## [Required work]
Using the records below, copy every line that holds the string "data".

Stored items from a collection
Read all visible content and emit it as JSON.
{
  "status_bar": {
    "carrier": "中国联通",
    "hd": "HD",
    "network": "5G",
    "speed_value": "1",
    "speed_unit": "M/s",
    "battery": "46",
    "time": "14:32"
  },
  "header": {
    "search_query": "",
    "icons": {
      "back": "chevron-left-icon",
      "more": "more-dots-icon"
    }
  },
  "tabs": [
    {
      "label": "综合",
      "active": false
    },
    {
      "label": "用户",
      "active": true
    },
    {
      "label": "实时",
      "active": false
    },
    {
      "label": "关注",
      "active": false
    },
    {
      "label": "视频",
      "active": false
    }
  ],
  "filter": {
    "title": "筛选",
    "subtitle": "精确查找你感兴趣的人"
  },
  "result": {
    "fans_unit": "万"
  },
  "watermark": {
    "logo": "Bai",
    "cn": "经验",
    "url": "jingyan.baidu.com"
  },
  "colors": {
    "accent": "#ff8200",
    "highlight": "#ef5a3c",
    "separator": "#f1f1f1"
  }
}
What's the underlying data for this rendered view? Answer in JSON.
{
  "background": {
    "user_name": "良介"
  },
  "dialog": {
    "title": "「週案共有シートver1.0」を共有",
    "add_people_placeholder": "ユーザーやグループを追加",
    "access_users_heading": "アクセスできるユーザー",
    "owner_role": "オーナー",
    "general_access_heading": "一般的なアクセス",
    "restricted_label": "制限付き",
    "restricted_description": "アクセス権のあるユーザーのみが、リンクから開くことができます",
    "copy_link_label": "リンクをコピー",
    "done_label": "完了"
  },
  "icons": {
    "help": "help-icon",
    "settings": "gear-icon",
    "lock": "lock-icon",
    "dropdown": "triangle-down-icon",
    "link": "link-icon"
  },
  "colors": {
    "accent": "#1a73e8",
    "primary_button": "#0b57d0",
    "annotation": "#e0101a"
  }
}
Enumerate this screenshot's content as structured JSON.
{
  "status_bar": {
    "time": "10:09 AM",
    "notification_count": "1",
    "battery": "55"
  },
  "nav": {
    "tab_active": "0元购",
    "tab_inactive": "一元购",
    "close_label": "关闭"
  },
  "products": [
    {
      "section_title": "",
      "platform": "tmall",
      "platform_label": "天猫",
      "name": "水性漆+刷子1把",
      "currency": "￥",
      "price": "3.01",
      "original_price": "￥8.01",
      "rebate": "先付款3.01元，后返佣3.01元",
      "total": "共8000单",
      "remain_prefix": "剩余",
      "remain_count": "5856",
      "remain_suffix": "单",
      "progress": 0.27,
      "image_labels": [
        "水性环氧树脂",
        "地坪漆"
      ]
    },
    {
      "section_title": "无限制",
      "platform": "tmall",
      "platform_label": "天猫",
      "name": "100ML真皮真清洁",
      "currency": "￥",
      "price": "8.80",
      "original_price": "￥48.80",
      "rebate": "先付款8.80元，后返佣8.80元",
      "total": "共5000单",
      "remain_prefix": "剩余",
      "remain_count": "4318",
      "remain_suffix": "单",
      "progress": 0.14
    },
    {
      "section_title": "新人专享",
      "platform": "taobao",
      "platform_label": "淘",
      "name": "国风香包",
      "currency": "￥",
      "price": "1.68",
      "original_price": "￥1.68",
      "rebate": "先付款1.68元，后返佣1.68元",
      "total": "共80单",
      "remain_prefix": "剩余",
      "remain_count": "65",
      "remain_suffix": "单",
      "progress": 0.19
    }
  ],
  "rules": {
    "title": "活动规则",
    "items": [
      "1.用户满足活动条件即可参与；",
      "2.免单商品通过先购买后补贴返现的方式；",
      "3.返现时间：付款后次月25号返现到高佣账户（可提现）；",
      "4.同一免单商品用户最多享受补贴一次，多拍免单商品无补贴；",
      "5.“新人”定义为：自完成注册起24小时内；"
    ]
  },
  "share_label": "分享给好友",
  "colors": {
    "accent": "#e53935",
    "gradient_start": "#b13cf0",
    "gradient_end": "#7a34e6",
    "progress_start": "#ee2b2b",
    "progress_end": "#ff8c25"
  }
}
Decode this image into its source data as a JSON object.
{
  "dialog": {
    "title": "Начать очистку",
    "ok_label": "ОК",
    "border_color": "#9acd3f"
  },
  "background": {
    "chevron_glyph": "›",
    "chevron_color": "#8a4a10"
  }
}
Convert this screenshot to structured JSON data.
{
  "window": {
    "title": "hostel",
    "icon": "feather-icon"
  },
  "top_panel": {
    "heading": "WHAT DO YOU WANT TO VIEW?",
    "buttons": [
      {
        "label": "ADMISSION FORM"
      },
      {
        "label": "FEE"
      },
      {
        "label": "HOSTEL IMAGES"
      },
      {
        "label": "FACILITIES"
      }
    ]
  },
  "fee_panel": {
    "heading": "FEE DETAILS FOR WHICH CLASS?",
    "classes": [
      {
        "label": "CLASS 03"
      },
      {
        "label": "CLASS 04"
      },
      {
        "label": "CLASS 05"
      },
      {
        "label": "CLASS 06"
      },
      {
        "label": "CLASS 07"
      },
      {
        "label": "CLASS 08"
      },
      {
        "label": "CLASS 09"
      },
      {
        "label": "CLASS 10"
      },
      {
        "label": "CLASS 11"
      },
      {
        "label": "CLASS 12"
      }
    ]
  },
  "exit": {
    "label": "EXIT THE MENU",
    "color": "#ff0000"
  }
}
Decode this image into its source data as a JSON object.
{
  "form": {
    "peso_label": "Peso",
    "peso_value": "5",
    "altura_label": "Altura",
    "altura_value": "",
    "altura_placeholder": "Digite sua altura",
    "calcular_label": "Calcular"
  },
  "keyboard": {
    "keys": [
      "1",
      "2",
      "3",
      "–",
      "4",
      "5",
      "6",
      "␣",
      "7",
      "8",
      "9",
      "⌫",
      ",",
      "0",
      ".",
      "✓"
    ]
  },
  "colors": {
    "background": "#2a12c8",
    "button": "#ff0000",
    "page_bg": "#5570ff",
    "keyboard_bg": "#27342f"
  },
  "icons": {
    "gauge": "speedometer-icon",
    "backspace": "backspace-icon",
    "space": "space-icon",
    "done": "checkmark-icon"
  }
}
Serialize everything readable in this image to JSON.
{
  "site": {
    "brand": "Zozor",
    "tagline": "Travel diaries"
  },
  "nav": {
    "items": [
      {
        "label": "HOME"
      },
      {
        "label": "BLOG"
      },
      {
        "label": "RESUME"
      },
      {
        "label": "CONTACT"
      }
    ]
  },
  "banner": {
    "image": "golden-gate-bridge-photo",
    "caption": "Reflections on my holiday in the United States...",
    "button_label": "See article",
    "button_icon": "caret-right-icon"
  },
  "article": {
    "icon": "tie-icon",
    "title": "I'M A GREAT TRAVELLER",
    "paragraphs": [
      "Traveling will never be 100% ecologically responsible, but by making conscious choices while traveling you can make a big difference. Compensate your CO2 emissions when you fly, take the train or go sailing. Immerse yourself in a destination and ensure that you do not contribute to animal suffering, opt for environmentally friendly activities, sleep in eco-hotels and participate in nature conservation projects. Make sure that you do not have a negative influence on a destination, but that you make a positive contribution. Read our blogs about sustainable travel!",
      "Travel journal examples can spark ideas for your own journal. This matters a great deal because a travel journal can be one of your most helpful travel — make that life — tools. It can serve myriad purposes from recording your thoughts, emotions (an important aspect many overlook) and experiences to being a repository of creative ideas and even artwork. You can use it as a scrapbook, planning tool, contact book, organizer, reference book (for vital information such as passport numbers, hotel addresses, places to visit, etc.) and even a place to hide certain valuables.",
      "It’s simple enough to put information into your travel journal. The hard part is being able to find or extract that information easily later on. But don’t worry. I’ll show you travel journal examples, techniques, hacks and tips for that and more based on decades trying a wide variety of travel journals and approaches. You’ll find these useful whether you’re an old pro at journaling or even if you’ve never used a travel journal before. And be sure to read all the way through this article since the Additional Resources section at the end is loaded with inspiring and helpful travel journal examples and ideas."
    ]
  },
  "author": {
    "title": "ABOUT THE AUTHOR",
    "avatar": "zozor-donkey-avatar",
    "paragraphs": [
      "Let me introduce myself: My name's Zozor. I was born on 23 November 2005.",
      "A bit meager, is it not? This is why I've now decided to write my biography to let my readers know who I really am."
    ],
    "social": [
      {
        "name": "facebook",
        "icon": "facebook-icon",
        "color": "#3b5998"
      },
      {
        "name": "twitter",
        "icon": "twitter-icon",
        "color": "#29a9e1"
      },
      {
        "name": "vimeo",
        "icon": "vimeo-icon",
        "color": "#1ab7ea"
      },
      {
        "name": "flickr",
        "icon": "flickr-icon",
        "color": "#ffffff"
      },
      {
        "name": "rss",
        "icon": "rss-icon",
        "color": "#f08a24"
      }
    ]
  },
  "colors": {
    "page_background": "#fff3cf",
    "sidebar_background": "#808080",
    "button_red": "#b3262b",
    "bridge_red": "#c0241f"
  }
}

## [The answer]
What's the underlying data for this rendered view? Answer in JSON.
Decode this image into its source data as a JSON object.
Convert this screenshot to structured JSON data.
Decode this image into its source data as a JSON object.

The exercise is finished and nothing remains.